WHAT THE TASK ASKS
In how many lines of the records below does the word "JSON" appear? Reply with the number only.

Excerpts from an interface dataset

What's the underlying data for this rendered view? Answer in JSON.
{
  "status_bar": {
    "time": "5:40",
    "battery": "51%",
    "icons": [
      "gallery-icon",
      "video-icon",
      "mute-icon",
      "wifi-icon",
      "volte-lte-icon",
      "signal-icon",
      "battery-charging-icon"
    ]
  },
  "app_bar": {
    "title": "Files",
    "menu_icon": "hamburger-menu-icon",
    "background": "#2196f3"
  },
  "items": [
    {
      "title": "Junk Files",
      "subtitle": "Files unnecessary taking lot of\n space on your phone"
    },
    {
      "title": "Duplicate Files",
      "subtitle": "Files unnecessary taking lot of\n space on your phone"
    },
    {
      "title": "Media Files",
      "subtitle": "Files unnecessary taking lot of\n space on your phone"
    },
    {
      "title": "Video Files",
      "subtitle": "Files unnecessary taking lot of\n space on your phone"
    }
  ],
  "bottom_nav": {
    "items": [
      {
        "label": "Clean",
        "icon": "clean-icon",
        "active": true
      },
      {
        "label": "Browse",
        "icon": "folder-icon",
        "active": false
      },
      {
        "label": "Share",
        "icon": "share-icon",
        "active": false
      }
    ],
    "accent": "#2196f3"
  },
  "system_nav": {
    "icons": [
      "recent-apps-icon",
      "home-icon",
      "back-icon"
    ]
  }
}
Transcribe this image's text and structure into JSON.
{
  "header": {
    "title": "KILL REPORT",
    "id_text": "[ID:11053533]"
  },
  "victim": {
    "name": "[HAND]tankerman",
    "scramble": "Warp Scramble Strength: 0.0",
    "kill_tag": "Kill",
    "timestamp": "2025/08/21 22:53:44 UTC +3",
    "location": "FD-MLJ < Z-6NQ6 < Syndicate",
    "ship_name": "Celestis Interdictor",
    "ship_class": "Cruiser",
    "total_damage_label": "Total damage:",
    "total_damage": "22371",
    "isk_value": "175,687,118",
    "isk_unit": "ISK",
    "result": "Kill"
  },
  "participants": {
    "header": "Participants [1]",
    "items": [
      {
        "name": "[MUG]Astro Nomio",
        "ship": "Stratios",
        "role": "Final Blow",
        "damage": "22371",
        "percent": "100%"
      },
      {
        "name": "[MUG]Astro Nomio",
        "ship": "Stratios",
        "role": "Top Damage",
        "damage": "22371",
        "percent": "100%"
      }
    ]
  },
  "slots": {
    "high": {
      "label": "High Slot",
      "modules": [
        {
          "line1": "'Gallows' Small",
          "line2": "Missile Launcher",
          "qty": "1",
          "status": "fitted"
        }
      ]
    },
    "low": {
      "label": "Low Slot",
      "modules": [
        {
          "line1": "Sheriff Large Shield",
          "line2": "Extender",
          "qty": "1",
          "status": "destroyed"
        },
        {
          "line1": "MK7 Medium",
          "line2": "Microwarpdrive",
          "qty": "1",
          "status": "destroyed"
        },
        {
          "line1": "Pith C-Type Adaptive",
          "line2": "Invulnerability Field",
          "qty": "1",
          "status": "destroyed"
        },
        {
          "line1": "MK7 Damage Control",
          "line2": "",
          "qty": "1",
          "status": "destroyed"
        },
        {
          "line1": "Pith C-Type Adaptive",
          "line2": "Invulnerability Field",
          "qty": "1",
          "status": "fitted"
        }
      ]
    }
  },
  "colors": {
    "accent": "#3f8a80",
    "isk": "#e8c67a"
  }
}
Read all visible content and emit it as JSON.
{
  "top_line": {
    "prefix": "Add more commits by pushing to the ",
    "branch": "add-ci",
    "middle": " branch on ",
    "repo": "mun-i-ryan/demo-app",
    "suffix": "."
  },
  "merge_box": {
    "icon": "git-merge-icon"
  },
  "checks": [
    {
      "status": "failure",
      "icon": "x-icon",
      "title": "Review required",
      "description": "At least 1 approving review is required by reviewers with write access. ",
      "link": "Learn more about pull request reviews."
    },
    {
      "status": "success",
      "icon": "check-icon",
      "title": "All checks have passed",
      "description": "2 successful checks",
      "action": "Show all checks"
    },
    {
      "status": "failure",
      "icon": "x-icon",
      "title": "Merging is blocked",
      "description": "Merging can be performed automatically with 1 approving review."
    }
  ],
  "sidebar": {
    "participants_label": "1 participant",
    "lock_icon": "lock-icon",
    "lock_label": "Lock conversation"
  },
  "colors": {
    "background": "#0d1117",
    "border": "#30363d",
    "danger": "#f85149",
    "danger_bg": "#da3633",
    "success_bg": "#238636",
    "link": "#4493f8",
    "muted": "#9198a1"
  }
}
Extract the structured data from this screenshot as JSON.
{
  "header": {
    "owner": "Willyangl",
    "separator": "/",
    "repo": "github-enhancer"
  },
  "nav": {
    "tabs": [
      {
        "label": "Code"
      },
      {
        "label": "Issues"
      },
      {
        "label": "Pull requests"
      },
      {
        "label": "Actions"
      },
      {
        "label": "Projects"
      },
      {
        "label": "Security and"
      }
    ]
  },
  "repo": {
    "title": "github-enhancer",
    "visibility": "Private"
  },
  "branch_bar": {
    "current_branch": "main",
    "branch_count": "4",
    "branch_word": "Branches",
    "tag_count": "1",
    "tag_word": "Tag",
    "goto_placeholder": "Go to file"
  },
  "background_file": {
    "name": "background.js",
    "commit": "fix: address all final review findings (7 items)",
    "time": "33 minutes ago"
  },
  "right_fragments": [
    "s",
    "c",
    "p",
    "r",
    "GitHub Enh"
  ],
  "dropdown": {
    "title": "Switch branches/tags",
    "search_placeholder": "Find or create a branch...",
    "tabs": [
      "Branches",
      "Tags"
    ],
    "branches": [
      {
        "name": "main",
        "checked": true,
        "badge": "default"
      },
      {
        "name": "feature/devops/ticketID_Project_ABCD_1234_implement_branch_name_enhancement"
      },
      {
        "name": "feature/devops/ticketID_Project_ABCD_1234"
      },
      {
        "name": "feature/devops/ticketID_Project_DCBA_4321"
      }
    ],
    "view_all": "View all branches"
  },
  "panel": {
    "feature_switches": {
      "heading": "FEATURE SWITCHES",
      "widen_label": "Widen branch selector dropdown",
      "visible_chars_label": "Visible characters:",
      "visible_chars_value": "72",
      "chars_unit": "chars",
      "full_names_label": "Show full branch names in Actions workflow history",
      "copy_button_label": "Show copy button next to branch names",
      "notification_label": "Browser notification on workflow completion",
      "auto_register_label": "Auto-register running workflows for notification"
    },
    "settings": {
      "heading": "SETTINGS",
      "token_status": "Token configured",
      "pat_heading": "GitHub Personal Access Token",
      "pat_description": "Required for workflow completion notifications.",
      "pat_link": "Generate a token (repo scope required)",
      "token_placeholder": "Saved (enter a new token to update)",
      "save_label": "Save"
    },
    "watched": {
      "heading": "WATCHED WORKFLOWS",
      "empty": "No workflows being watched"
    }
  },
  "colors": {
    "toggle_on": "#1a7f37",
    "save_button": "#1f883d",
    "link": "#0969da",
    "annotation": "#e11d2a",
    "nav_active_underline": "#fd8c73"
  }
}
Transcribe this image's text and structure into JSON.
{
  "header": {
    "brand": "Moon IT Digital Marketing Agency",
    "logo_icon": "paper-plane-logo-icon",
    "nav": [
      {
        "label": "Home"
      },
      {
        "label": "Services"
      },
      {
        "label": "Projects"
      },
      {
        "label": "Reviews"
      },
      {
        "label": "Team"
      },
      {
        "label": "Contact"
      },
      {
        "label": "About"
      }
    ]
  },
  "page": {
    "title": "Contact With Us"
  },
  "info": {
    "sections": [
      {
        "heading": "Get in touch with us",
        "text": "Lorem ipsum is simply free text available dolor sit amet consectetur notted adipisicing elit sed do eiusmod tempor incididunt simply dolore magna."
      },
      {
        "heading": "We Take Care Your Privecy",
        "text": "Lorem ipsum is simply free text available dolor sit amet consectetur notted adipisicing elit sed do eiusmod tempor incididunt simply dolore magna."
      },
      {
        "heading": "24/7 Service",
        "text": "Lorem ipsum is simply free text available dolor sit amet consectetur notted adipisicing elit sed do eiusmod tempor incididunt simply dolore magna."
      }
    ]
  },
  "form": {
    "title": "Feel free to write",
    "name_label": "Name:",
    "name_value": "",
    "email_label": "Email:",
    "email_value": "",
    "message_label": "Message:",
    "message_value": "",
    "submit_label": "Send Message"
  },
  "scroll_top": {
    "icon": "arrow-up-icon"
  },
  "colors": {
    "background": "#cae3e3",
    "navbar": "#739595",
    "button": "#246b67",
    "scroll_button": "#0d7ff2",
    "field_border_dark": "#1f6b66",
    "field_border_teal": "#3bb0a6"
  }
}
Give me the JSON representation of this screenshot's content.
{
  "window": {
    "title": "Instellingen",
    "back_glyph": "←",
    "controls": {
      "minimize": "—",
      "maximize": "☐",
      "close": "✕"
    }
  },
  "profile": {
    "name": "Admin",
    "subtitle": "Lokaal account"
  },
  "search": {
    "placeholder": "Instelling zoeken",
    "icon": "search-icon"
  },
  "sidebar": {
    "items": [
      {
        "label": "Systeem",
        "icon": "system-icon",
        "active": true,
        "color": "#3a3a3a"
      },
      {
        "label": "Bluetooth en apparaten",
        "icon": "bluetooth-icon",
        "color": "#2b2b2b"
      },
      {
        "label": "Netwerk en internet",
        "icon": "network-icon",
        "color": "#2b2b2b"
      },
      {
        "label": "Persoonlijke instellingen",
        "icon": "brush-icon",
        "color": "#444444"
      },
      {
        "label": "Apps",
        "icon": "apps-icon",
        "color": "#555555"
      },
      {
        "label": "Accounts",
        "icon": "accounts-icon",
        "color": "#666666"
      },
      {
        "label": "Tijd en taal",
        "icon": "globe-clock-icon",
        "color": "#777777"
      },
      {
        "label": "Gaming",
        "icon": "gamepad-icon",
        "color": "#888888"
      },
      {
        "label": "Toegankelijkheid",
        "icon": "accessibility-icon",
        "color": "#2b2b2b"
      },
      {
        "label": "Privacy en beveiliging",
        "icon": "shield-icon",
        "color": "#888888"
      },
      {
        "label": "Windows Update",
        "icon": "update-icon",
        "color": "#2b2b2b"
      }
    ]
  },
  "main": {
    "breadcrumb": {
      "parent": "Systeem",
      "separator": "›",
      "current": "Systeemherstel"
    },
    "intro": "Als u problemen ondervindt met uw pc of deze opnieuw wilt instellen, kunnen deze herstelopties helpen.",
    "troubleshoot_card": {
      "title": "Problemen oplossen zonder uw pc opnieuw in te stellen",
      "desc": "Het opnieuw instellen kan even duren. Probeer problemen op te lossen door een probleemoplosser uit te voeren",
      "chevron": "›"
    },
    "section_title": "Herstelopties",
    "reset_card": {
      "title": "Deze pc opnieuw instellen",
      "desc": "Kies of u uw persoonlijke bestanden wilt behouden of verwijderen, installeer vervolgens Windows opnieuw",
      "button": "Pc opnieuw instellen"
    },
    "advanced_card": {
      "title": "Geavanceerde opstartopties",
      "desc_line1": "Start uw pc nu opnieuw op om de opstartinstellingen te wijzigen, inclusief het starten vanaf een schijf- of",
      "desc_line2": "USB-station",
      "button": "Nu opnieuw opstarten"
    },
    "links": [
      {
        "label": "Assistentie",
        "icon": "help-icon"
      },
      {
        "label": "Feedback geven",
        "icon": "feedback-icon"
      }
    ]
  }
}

RESPONSE TO THE TASK
6